=== Provided data ===
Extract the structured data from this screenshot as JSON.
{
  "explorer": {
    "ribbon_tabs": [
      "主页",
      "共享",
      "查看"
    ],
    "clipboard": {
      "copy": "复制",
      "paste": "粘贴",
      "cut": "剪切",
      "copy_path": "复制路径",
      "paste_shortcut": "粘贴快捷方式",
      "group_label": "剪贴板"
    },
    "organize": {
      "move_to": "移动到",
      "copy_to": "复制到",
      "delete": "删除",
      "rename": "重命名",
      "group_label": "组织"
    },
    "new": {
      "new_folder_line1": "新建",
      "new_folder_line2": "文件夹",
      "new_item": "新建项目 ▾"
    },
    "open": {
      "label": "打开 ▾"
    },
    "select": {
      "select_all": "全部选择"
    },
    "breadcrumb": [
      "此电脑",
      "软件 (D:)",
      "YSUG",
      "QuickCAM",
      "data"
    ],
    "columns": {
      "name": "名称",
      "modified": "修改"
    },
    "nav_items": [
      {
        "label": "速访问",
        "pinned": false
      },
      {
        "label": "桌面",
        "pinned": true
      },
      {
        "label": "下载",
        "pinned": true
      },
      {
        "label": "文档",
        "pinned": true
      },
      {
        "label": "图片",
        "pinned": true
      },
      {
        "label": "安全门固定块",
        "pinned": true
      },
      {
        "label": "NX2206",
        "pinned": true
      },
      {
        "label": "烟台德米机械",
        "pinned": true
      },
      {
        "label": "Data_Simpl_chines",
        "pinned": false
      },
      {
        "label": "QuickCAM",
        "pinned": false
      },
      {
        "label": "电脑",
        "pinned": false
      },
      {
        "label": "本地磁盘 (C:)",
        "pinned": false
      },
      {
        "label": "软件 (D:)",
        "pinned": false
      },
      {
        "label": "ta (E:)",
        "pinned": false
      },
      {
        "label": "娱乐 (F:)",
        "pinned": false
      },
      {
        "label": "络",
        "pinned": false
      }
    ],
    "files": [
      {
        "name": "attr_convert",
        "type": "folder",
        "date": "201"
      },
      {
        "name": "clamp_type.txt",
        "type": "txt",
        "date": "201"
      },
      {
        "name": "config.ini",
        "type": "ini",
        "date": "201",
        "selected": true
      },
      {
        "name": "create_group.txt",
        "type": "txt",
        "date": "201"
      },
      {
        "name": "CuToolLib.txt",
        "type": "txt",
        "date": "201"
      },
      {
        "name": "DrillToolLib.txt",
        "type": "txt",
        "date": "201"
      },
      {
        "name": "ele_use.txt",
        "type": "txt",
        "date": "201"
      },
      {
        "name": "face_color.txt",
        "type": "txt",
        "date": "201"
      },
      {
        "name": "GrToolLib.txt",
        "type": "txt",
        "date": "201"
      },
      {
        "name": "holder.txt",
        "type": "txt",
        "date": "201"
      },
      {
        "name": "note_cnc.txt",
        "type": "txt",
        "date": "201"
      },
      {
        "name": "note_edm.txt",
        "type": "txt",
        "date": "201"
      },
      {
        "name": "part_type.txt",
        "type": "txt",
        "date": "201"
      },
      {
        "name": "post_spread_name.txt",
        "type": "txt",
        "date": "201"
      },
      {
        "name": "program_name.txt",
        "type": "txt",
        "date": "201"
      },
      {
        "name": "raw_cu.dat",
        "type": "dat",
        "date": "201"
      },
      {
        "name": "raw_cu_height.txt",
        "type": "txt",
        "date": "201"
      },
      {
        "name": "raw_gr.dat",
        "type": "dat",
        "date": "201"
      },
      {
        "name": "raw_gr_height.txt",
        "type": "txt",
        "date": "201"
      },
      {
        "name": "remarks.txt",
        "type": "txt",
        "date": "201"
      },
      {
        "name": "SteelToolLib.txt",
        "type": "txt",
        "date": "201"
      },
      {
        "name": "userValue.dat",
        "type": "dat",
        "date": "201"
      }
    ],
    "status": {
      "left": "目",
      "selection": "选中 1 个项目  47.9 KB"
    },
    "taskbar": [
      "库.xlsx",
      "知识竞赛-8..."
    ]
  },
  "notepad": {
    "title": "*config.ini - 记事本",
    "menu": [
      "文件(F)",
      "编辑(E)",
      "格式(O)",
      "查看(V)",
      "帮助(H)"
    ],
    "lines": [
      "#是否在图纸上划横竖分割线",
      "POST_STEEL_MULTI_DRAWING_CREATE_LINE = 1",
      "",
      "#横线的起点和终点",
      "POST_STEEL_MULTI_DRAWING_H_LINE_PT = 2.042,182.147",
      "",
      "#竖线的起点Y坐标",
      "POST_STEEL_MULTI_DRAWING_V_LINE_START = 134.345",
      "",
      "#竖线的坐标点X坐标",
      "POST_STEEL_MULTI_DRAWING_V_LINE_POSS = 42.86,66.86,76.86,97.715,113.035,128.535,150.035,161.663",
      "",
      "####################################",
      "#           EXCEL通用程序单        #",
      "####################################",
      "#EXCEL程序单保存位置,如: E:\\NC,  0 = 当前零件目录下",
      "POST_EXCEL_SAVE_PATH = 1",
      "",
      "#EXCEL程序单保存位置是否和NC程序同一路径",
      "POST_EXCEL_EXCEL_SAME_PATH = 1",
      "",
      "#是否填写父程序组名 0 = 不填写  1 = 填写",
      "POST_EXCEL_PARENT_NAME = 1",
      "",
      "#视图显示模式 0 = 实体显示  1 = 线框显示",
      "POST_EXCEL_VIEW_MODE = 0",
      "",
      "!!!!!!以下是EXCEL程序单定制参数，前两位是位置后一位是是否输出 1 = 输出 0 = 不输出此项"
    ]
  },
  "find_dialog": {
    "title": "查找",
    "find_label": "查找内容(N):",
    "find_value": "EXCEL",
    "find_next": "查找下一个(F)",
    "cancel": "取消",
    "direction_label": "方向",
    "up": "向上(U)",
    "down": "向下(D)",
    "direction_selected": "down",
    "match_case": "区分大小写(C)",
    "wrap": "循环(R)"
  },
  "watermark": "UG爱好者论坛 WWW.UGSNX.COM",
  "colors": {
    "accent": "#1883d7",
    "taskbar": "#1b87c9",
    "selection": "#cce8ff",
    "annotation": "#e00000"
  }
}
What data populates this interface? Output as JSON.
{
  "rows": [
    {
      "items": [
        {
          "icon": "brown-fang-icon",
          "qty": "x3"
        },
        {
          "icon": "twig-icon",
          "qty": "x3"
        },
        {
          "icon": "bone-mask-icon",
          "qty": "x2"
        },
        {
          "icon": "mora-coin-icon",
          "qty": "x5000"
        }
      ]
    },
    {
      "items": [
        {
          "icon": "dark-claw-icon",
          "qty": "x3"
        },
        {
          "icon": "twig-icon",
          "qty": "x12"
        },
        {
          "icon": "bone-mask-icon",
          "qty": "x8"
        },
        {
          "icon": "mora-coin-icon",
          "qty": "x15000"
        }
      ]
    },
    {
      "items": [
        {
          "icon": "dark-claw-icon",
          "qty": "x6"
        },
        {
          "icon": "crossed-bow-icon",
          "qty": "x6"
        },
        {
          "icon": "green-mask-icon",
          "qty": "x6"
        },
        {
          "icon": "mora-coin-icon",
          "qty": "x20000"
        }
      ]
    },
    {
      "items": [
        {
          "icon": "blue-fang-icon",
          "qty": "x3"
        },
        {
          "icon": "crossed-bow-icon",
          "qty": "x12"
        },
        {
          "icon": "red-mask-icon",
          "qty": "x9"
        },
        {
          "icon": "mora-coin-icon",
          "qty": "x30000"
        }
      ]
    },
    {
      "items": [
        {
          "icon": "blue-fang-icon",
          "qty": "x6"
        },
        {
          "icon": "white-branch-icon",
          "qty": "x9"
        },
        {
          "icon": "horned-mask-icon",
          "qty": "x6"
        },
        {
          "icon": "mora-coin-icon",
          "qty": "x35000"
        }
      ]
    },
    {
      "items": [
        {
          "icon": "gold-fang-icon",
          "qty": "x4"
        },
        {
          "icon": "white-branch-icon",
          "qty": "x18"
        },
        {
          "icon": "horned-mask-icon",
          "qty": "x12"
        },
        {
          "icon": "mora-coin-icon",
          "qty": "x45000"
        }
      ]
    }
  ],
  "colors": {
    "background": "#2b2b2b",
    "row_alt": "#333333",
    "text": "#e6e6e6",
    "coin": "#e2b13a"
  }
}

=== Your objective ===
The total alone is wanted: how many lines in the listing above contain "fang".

=== Written solution ===
4